The goal is just to get your brand color into your site in as many non-content spots as possible. Doing this will help associate your site, and by extension your company, with your brand color. Then, when you have a number of such decorative elements, you won’t feel like it’s a missed opportunity when you decide to make your buttons black with white text, or your links dark blue with an underline. You don’t need to use content elements to emphasize your brand colors if your brand colors are popping up all over the site in its decoration.

Set the world on fire!

You’re out to do some good. That’s why your brand is so distinctive, and why its colors are so important.

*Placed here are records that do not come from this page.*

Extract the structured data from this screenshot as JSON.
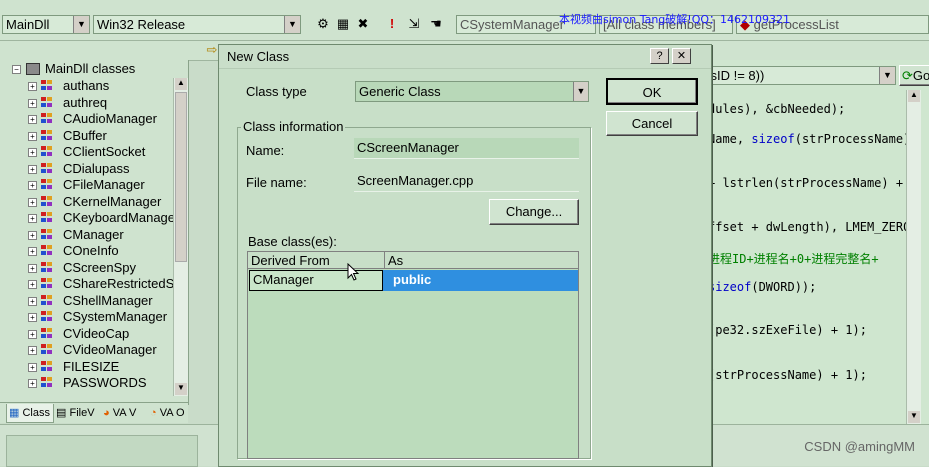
{
  "watermark": "本视频由simon Tang破解!QQ：1462109321",
  "csdn": "CSDN @amingMM",
  "toolbar": {
    "project_combo": "MainDll",
    "config_combo": "Win32 Release",
    "class_combo": "CSystemManager",
    "members_combo": "[All class members]",
    "function_combo": "getProcessList",
    "goto_combo": "ssID != 8))",
    "go_label": "Go"
  },
  "classview": {
    "root": "MainDll classes",
    "items": [
      "authans",
      "authreq",
      "CAudioManager",
      "CBuffer",
      "CClientSocket",
      "CDialupass",
      "CFileManager",
      "CKernelManager",
      "CKeyboardManage",
      "CManager",
      "COneInfo",
      "CScreenSpy",
      "CShareRestrictedS",
      "CShellManager",
      "CSystemManager",
      "CVideoCap",
      "CVideoManager",
      "FILESIZE",
      "PASSWORDS"
    ],
    "tabs": [
      "Class",
      "FileV",
      "VA V",
      "VA O"
    ]
  },
  "editor": {
    "lines": [
      {
        "parts": [
          {
            "t": "dules), &cbNeeded);",
            "c": ""
          }
        ]
      },
      {
        "parts": [
          {
            "t": "Name, ",
            "c": ""
          },
          {
            "t": "sizeof",
            "c": "kw"
          },
          {
            "t": "(strProcessName))",
            "c": ""
          }
        ]
      },
      {
        "parts": [
          {
            "t": "+ lstrlen(strProcessName) +",
            "c": ""
          }
        ]
      },
      {
        "parts": [
          {
            "t": "ffset + dwLength), LMEM_ZEROI",
            "c": ""
          }
        ]
      },
      {
        "parts": [
          {
            "t": "进程ID+进程名+0+进程完整名+",
            "c": "cm"
          }
        ]
      },
      {
        "parts": [
          {
            "t": "sizeof",
            "c": "kw"
          },
          {
            "t": "(DWORD));",
            "c": ""
          }
        ]
      },
      {
        "parts": [
          {
            "t": "(pe32.szExeFile) + 1);",
            "c": ""
          }
        ]
      },
      {
        "parts": [
          {
            "t": "(strProcessName) + 1);",
            "c": ""
          }
        ]
      }
    ]
  },
  "dialog": {
    "title": "New Class",
    "help_btn": "?",
    "close_btn": "✕",
    "class_type_label": "Class type",
    "class_type_value": "Generic Class",
    "ok_label": "OK",
    "cancel_label": "Cancel",
    "class_info_label": "Class information",
    "name_label": "Name:",
    "name_value": "CScreenManager",
    "file_label": "File name:",
    "file_value": "ScreenManager.cpp",
    "change_label": "Change...",
    "base_label": "Base class(es):",
    "col_derived": "Derived From",
    "col_as": "As",
    "row_derived": "CManager",
    "row_as": "public"
  }
}
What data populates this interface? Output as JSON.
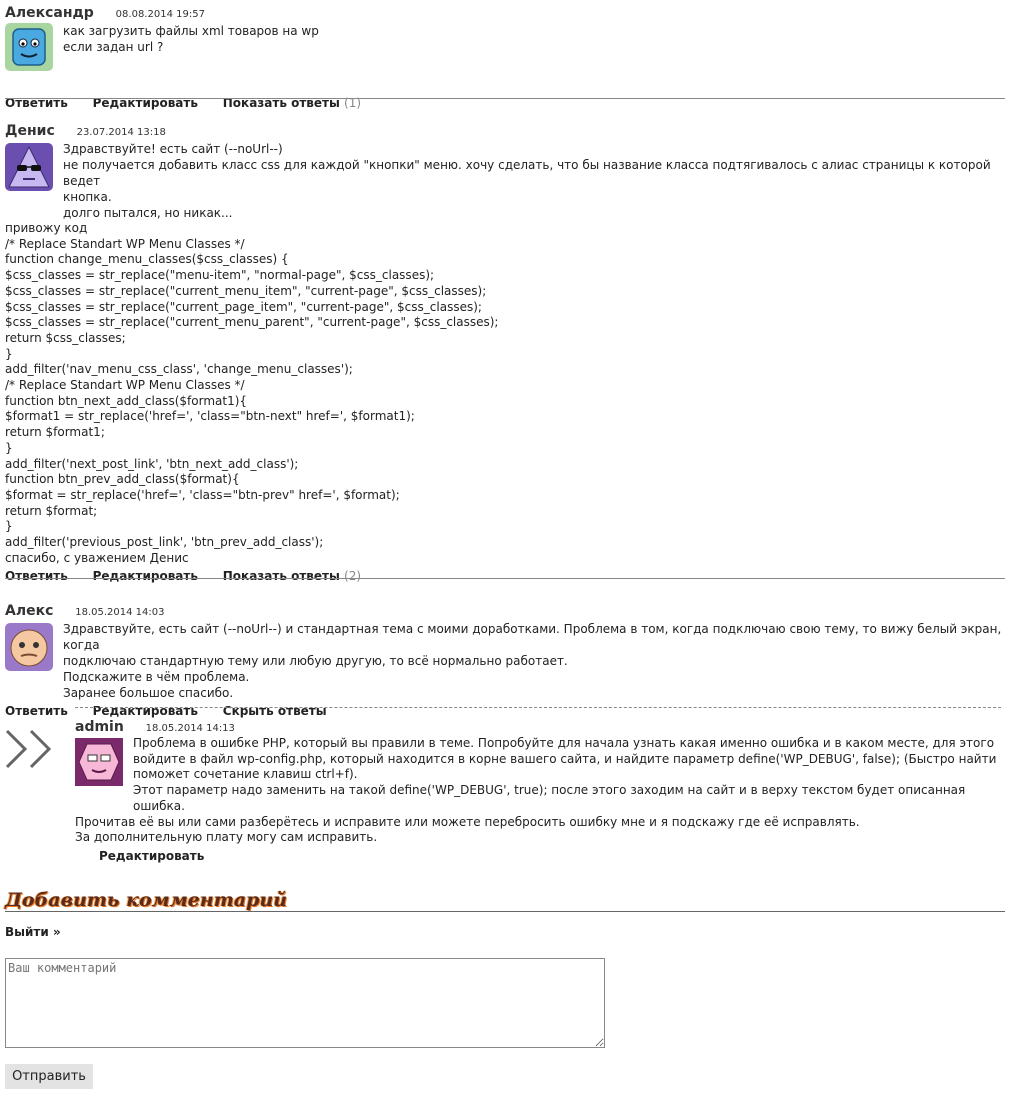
{
  "comments": [
    {
      "author": "Александр",
      "date": "08.08.2014 19:57",
      "lines": [
        "как загрузить файлы xml товаров на wp",
        "если задан url ?"
      ],
      "actions": {
        "reply": "Ответить",
        "edit": "Редактировать",
        "toggle": "Показать ответы",
        "count": "(1)"
      }
    },
    {
      "author": "Денис",
      "date": "23.07.2014 13:18",
      "lines_indented": [
        "Здравствуйте! есть сайт (--noUrl--)",
        "не получается добавить класс css для каждой \"кнопки\" меню. хочу сделать, что бы название класса подтягивалось с алиас страницы к которой ведет",
        "кнопка.",
        "долго пытался, но никак..."
      ],
      "lines_full": [
        "привожу код",
        "/* Replace Standart WP Menu Classes */",
        "function change_menu_classes($css_classes) {",
        "$css_classes = str_replace(\"menu-item\", \"normal-page\", $css_classes);",
        "$css_classes = str_replace(\"current_menu_item\", \"current-page\", $css_classes);",
        "$css_classes = str_replace(\"current_page_item\", \"current-page\", $css_classes);",
        "$css_classes = str_replace(\"current_menu_parent\", \"current-page\", $css_classes);",
        "return $css_classes;",
        "}",
        "add_filter('nav_menu_css_class', 'change_menu_classes');",
        "/* Replace Standart WP Menu Classes */",
        "function btn_next_add_class($format1){",
        "$format1 = str_replace('href=', 'class=\"btn-next\" href=', $format1);",
        "return $format1;",
        "}",
        "add_filter('next_post_link', 'btn_next_add_class');",
        "function btn_prev_add_class($format){",
        "$format = str_replace('href=', 'class=\"btn-prev\" href=', $format);",
        "return $format;",
        "}",
        "add_filter('previous_post_link', 'btn_prev_add_class');",
        "спасибо, с уважением Денис"
      ],
      "actions": {
        "reply": "Ответить",
        "edit": "Редактировать",
        "toggle": "Показать ответы",
        "count": "(2)"
      }
    },
    {
      "author": "Алекс",
      "date": "18.05.2014 14:03",
      "lines": [
        "Здравствуйте, есть сайт (--noUrl--) и стандартная тема с моими доработками. Проблема в том, когда подключаю свою тему, то вижу белый экран, когда",
        "подключаю стандартную тему или любую другую, то всё нормально работает.",
        "Подскажите в чём проблема.",
        "Заранее большое спасибо."
      ],
      "actions": {
        "reply": "Ответить",
        "edit": "Редактировать",
        "toggle": "Скрыть ответы"
      }
    }
  ],
  "reply": {
    "author": "admin",
    "date": "18.05.2014 14:13",
    "lines_indented": [
      "Проблема в ошибке PHP, который вы правили в теме. Попробуйте для начала узнать какая именно ошибка и в каком месте, для этого",
      "войдите в файл wp-config.php, который находится в корне вашего сайта, и найдите параметр define('WP_DEBUG', false); (Быстро найти",
      "поможет сочетание клавиш ctrl+f).",
      "Этот параметр надо заменить на такой define('WP_DEBUG', true); после этого заходим на сайт и в верху текстом будет описанная ошибка."
    ],
    "lines_full": [
      "Прочитав её вы или сами разберётесь и исправите или можете перебросить ошибку мне и я подскажу где её исправлять.",
      "За дополнительную плату могу сам исправить."
    ],
    "edit": "Редактировать"
  },
  "add_comment": {
    "title": "Добавить комментарий",
    "logout": "Выйти »",
    "placeholder": "Ваш комментарий",
    "submit": "Отправить"
  }
}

The fact that you have some colors in your brand, even the main ones, that have contrast ratios that are too low to use in your regular text on your site just means that you’re going to have to find some other places to use those colors.

We think if you get creative you’ll be able to come up with enough other ways to use your brand colors that you won’t suffer from not using it in links, headings, buttons, and text. Doing this, your brand can have an even greater impact on the world since it won’t be blocking some visitors’ abilities to understand the content of your site.

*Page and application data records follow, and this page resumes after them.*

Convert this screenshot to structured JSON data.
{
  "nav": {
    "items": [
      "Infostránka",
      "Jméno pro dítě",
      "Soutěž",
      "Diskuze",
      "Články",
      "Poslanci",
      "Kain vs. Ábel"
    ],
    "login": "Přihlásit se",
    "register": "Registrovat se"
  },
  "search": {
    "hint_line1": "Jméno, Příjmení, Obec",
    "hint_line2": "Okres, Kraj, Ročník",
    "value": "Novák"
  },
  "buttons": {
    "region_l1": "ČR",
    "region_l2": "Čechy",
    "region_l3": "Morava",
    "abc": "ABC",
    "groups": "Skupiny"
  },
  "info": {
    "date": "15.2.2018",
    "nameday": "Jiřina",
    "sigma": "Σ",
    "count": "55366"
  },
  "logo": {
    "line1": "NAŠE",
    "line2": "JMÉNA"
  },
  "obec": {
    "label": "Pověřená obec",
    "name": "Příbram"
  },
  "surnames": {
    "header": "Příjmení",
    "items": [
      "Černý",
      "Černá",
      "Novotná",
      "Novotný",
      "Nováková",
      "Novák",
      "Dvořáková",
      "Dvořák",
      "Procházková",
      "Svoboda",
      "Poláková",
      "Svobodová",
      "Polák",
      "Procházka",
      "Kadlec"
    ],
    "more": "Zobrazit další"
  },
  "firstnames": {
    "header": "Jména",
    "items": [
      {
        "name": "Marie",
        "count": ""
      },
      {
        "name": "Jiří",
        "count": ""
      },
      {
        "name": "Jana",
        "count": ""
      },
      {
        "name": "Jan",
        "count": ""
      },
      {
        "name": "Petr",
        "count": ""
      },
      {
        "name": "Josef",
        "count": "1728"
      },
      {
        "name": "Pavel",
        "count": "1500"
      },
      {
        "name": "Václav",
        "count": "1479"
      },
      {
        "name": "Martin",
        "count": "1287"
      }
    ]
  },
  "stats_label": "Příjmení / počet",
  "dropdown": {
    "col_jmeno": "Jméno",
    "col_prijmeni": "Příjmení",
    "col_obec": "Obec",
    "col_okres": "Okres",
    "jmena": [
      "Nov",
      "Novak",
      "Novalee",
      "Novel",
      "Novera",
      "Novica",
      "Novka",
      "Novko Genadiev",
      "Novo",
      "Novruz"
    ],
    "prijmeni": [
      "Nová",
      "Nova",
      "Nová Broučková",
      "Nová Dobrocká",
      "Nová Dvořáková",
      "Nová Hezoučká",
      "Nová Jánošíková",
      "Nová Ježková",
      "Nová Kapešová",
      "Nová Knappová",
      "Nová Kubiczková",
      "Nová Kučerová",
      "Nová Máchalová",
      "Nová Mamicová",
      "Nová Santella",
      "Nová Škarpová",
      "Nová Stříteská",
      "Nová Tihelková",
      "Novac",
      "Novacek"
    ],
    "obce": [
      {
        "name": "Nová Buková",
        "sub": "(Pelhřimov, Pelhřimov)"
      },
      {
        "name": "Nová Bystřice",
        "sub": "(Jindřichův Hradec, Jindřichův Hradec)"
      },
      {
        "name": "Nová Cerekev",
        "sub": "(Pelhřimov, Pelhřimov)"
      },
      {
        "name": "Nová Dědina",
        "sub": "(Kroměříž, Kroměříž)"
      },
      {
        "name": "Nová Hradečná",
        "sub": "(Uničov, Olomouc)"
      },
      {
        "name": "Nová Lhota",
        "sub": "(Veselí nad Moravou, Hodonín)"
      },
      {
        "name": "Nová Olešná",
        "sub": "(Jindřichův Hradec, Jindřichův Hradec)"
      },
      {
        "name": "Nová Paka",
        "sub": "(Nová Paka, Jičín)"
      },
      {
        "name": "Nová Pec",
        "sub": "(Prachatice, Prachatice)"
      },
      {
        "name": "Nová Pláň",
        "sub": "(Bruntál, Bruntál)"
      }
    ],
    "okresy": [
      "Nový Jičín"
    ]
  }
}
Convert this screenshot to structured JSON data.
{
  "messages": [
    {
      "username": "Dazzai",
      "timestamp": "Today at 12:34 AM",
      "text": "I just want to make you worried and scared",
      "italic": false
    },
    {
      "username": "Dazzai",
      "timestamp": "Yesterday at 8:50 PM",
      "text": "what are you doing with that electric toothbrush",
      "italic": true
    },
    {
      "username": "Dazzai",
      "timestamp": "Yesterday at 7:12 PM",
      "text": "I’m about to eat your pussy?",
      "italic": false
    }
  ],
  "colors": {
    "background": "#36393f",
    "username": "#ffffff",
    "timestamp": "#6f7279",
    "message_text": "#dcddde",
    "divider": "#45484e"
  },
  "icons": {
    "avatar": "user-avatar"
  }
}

Appendix: Decorative Element Examples

Image Overlay

            .overlaid {
                background-image: url("squint.jpg"); 
                box-shadow: inset 0 0 0 99999px #83c8bcb5; 
                width: 250px;
                height: 375px;
                background-size: contain;

Horizontal Separator

        .horizontal {
            border: solid 10px #83c8bc

Section highlighters

Ultrices cras elit ut fusce scelerisque magnis sed dapibus viverra porta lacus donec volutpat curae cursus, id lorem commodo mattis congue class tristique maecenas ligula nisl potenti quisque massa consequat.

            .highlit {
                border-left: solid 10px #83c8bc

Focus indicator

Focused link
            .focused {
                box-shadow: 0 0 0 2px #fff, 0 0 0 4px #000, 0 0 4px 8px #83c8bc;
                padding: 2px;

Hover style

            button:hover {
                background: #83c8bc


Really important heading

            .overlined {
                font-size: 28px;
                text-decoration: solid 4px #83c8bc overline

Trailing squiggle

Silly heading

                content: url(squiggle.png);


Another important heading

            .shadowed {
                font-size: 28px;
                text-shadow: #83c8bc 0 0 10px

Text Outlines

Another really important point

            .outlined {
                font-size: 28px;
                -2px 2px 0 #83c8bc,
                2px 2px 0 #83c8bc,
                2px -2px 0 #83c8bc,
                -2px -2px 0 #83c8bc

Want a little help figuring out how to inject your brand colors into your site in an accessible way? Contact us for a consultation and we'll help you make sure you accessibly turn your brand into a firebrand!